Nestled in the midst of other dramas boasting bigger names, bigger budgets and bigger hype, it’s easy to overlook this show – everyone’s got limited drama hours to spend, after all, and isn’t it natural to gravitate towards the dramas with bigger names, bigger budgets and bigger hype?
If you’ve ever been bitten by a show that starts out fabulous but then crushes your drama hopes to smithereens by derailing partway through, though, you might just appreciate Ghost.

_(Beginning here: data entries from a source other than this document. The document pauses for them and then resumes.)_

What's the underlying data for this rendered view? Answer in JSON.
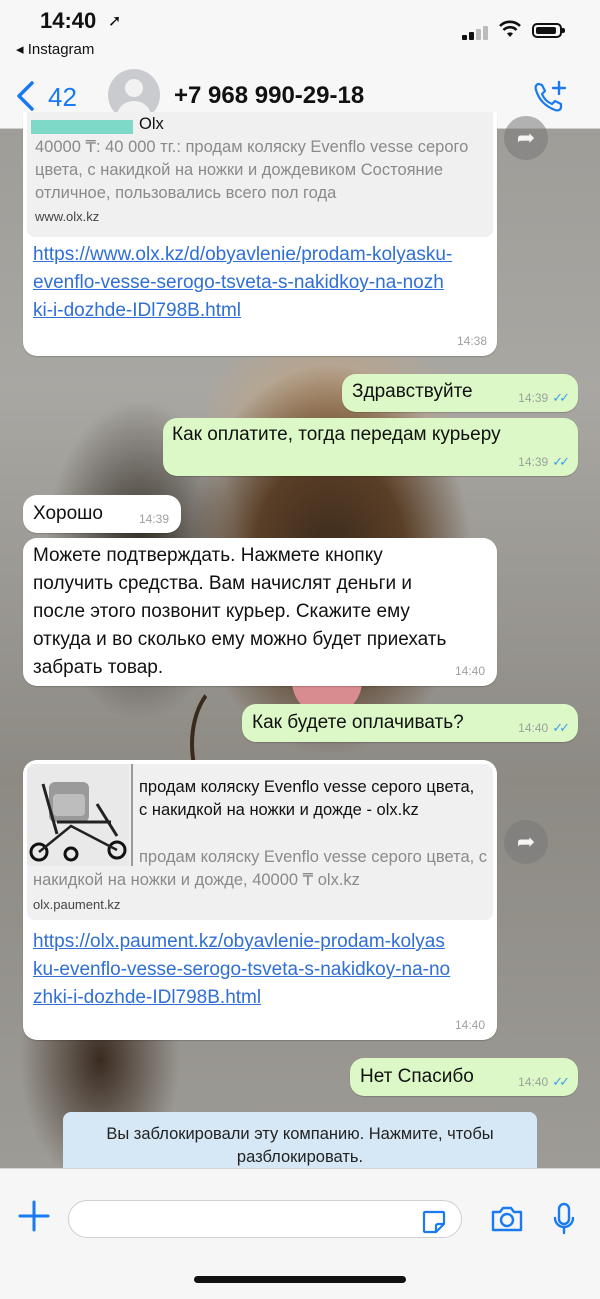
{
  "status_bar": {
    "time": "14:40",
    "back_app": "◂ Instagram"
  },
  "header": {
    "back_count": "42",
    "contact": "+7 968 990-29-18"
  },
  "messages": {
    "m1": {
      "preview_site": "Olx",
      "preview_desc": "40000 ₸: 40 000 тг.: продам коляску Evenflo vesse серого цвета, с накидкой на ножки и дождевиком Состояние отличное, пользовались всего пол года",
      "preview_domain": "www.olx.kz",
      "link": "https://www.olx.kz/d/obyavlenie/prodam-kolyasku-evenflo-vesse-serogo-tsveta-s-nakidkoy-na-nozhki-i-dozhde-IDl798B.html",
      "time": "14:38"
    },
    "m2": {
      "text": "Здравствуйте",
      "time": "14:39"
    },
    "m3": {
      "text": "Как оплатите, тогда передам курьеру",
      "time": "14:39"
    },
    "m4": {
      "text": "Хорошо",
      "time": "14:39"
    },
    "m5": {
      "text": "Можете подтверждать. Нажмете кнопку получить средства. Вам начислят деньги и после этого позвонит курьер. Скажите ему откуда и во сколько ему можно будет приехать забрать товар.",
      "time": "14:40"
    },
    "m6": {
      "text": "Как будете оплачивать?",
      "time": "14:40"
    },
    "m7": {
      "preview_title": "продам коляску Evenflo vesse серого цвета, с накидкой на ножки и дожде - olx.kz",
      "preview_desc": "продам коляску Evenflo vesse серого цвета, с накидкой на ножки и дожде, 40000 ₸ olx.kz",
      "preview_domain": "olx.paument.kz",
      "link": "https://olx.paument.kz/obyavlenie-prodam-kolyasku-evenflo-vesse-serogo-tsveta-s-nakidkoy-na-nozhki-i-dozhde-IDl798B.html",
      "time": "14:40"
    },
    "m8": {
      "text": "Нет Спасибо",
      "time": "14:40"
    }
  },
  "system_notice": "Вы заблокировали эту компанию. Нажмите, чтобы разблокировать.",
  "icons": {
    "location": "location-arrow-icon",
    "signal": "signal-icon",
    "wifi": "wifi-icon",
    "battery": "battery-icon",
    "back": "chevron-left-icon",
    "call": "add-call-icon",
    "forward": "forward-icon",
    "read": "double-check-icon",
    "plus": "plus-icon",
    "sticker": "sticker-icon",
    "camera": "camera-icon",
    "mic": "microphone-icon"
  },
  "colors": {
    "accent": "#1a7bf0",
    "outgoing": "#dcf8c6",
    "incoming": "#ffffff",
    "link": "#2f6fd6",
    "notice": "#d6e8f6",
    "read_ticks": "#3f9ef0"
  }
}
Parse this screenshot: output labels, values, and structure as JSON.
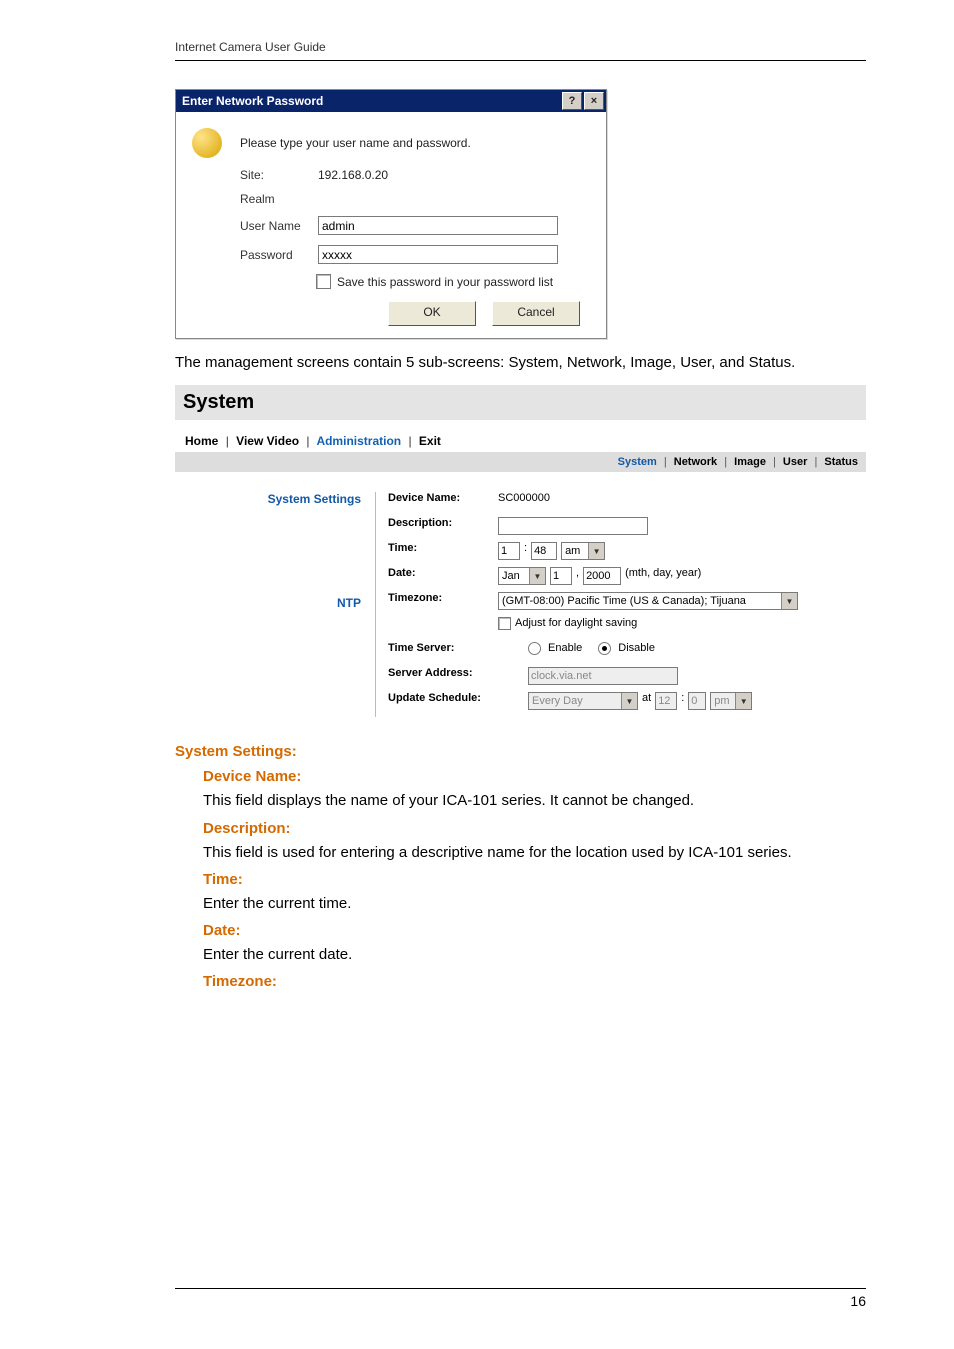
{
  "doc_header": "Internet Camera User Guide",
  "dialog": {
    "title": "Enter Network Password",
    "help_btn": "?",
    "close_btn": "×",
    "prompt": "Please type your user name and password.",
    "rows": {
      "site_label": "Site:",
      "site_value": "192.168.0.20",
      "realm_label": "Realm",
      "realm_value": "",
      "username_label": "User Name",
      "username_value": "admin",
      "password_label": "Password",
      "password_value": "xxxxx"
    },
    "checkbox_label": "Save this password in your password list",
    "ok_label": "OK",
    "cancel_label": "Cancel"
  },
  "intro_text": "The management screens contain 5 sub-screens: System, Network, Image, User, and Status.",
  "section_title": "System",
  "admin": {
    "topnav": {
      "home": "Home",
      "view_video": "View Video",
      "administration": "Administration",
      "exit": "Exit"
    },
    "subnav": {
      "system": "System",
      "network": "Network",
      "image": "Image",
      "user": "User",
      "status": "Status"
    },
    "groups": {
      "system_settings": "System Settings",
      "ntp": "NTP"
    },
    "labels": {
      "device_name": "Device Name:",
      "description": "Description:",
      "time": "Time:",
      "date": "Date:",
      "timezone": "Timezone:",
      "time_server": "Time Server:",
      "server_address": "Server Address:",
      "update_schedule": "Update Schedule:"
    },
    "values": {
      "device_name": "SC000000",
      "description": "",
      "time_hr": "1",
      "time_min": "48",
      "time_ampm": "am",
      "date_month": "Jan",
      "date_day": "1",
      "date_year": "2000",
      "date_hint": "(mth, day, year)",
      "timezone": "(GMT-08:00) Pacific Time (US & Canada); Tijuana",
      "dst_label": "Adjust for daylight saving",
      "ts_enable": "Enable",
      "ts_disable": "Disable",
      "server_address": "clock.via.net",
      "update_day": "Every Day",
      "at_label": "at",
      "update_hr": "12",
      "update_min": "0",
      "update_ampm": "pm"
    }
  },
  "doc_sections": {
    "system_settings_h": "System Settings:",
    "device_name_h": "Device Name:",
    "device_name_p": "This field displays the name of your ICA-101 series. It cannot be changed.",
    "description_h": "Description:",
    "description_p": "This field is used for entering a descriptive name for the location used by ICA-101 series.",
    "time_h": "Time:",
    "time_p": "Enter the current time.",
    "date_h": "Date:",
    "date_p": "Enter the current date.",
    "timezone_h": "Timezone:"
  },
  "page_number": "16"
}
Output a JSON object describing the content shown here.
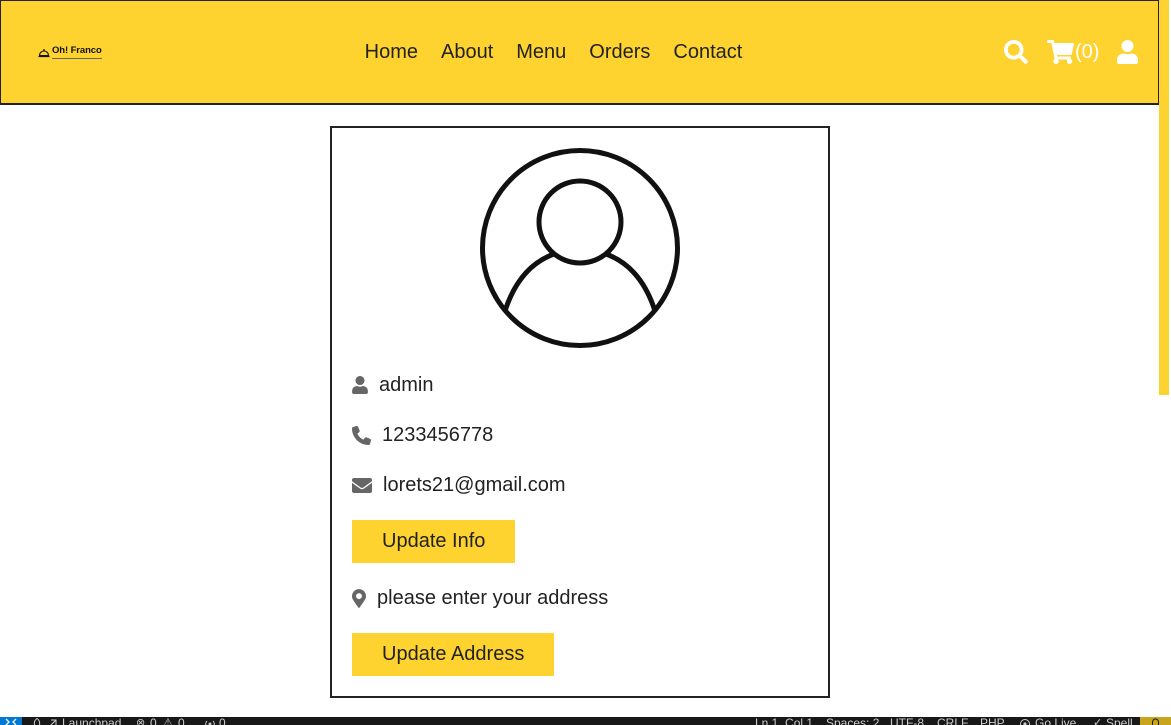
{
  "theme": {
    "accent": "#FED330",
    "text": "#222222",
    "icon_gray": "#666666",
    "header_icon": "#FFFFFF"
  },
  "header": {
    "logo": {
      "text": "Oh! Franco",
      "icon": "dish-logo-icon"
    },
    "nav": [
      {
        "label": "Home"
      },
      {
        "label": "About"
      },
      {
        "label": "Menu"
      },
      {
        "label": "Orders"
      },
      {
        "label": "Contact"
      }
    ],
    "icons": {
      "search": "search-icon",
      "cart": "cart-icon",
      "user": "user-icon"
    },
    "cart_count": "(0)"
  },
  "profile": {
    "avatar_icon": "user-circle-icon",
    "name": {
      "icon": "user-icon",
      "value": "admin"
    },
    "phone": {
      "icon": "phone-icon",
      "value": "1233456778"
    },
    "email": {
      "icon": "envelope-icon",
      "value": "lorets21@gmail.com"
    },
    "update_info_button": "Update Info",
    "address": {
      "icon": "map-marker-icon",
      "value": "please enter your address"
    },
    "update_address_button": "Update Address"
  },
  "status_bar": {
    "left": {
      "remote_icon": "remote-icon",
      "launchpad_icon": "rocket-icon",
      "launchpad": "Launchpad",
      "errors": "0",
      "warnings": "0",
      "ports": "0"
    },
    "right": {
      "position": "Ln 1, Col 1",
      "indentation": "Spaces: 2",
      "encoding": "UTF-8",
      "line_endings": "CRLF",
      "language": "PHP",
      "go_live": "Go Live",
      "spell": "Spell",
      "notifications_icon": "bell-icon"
    }
  }
}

It’s got its flaws – minor inconsistencies and some pacing issues – but it just chugs along in its understated way, and is relatively consistent from start to finish. Which, if you’ve been hurt by a drama before, is a pretty solid achievement not to be sniffed at.
As a bonus, Taecyeon and Kim So Hyun are surprisingly cute together, too.
It’s official, you guys. I am officially very much taken with Park Bo Gum.
Which, if I’m being honest, is a sentence I never thought I’d write.
I mean, I’d always found him pleasant enough, and on the extreme end of pretty, with his perfect skin and beautiful features, but to be officially, undeniably, strongly, hearts-in-my-eyes smitten with him?
A fairly typical contract-marriage-meets-terminal-illness sort of melodrama that doesn’t pack many narrative surprises.
The surprises mostly come in the form of the fantastic deliveries by the main cast. Namely, UEE is flat-out fantastic in this. So is Lee Seo Jin, and so is little munchkin Shin Rin Ah. The chemistry between these three, any which way you slice it, is golden, and alone is worth the watch.
It’s funny how I ended up watching Wonderful Days. After all, I wasn’t in a family drama sort of mood, nor had I heard lots of positive buzz about this show.
Basically, I was still sorta in a fond sort of haze over Lee Seo Jin after enjoying his recent, fabulously grumpy, and inadvertently cute variety appearances. On top of that, I’d happened to catch him being charismatic and smoldery in a romantic context in Love Forecast, in which he’d played a supporting role.
Lee Seo Jin actually acting romantic instead of being his fabulously grumpy self? Yes, please. I lapped up his (limited) screentime in Love Forecast and found myself hungry for more.
It hit me that I really, really wanted to see more of Lee Seo Jin being a romantic leading man, and I figured that Wonderful Days would be just the ticket.